- _Exercise_
Work through the records that follow and return each line containing the word "label".

Page and application data records

##########

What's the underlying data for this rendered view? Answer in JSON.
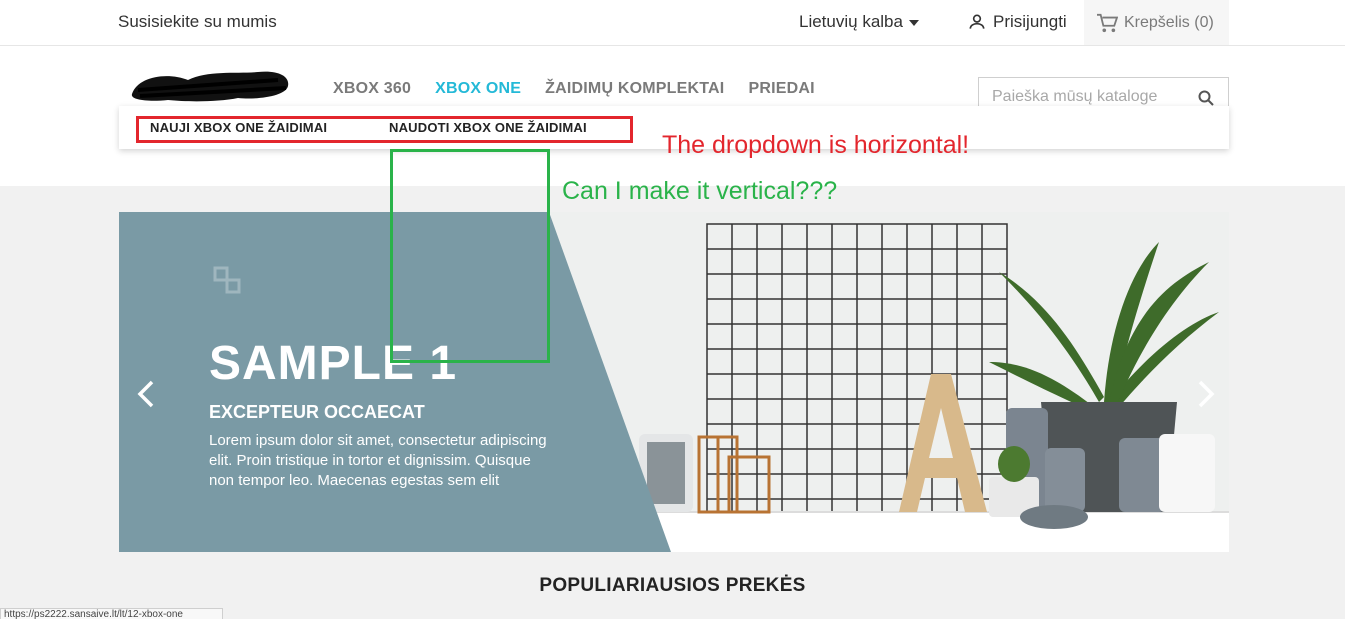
{
  "topbar": {
    "contact": "Susisiekite su mumis",
    "language": "Lietuvių kalba",
    "login": "Prisijungti",
    "cart": "Krepšelis (0)"
  },
  "nav": {
    "items": [
      {
        "label": "XBOX 360",
        "active": false
      },
      {
        "label": "XBOX ONE",
        "active": true
      },
      {
        "label": "ŽAIDIMŲ KOMPLEKTAI",
        "active": false
      },
      {
        "label": "PRIEDAI",
        "active": false
      }
    ],
    "accent_color": "#24b9d7"
  },
  "search": {
    "placeholder": "Paieška mūsų kataloge"
  },
  "dropdown": {
    "items": [
      "NAUJI XBOX ONE ŽAIDIMAI",
      "NAUDOTI XBOX ONE ŽAIDIMAI"
    ]
  },
  "annotations": {
    "red_note": "The dropdown is horizontal!",
    "green_note": "Can I make it vertical???",
    "red_color": "#e3262d",
    "green_color": "#2ab34a"
  },
  "slider": {
    "title": "SAMPLE 1",
    "subtitle": "EXCEPTEUR OCCAECAT",
    "description": "Lorem ipsum dolor sit amet, consectetur adipiscing elit. Proin tristique in tortor et dignissim. Quisque non tempor leo. Maecenas egestas sem elit",
    "panel_color": "#7a9aa5"
  },
  "section": {
    "title": "POPULIARIAUSIOS PREKĖS"
  },
  "statusbar": {
    "url": "https://ps2222.sansaive.lt/lt/12-xbox-one"
  }
}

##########

- _Reply_
        "label": "XBOX 360",
        "label": "XBOX ONE",
        "label": "ŽAIDIMŲ KOMPLEKTAI",
        "label": "PRIEDAI",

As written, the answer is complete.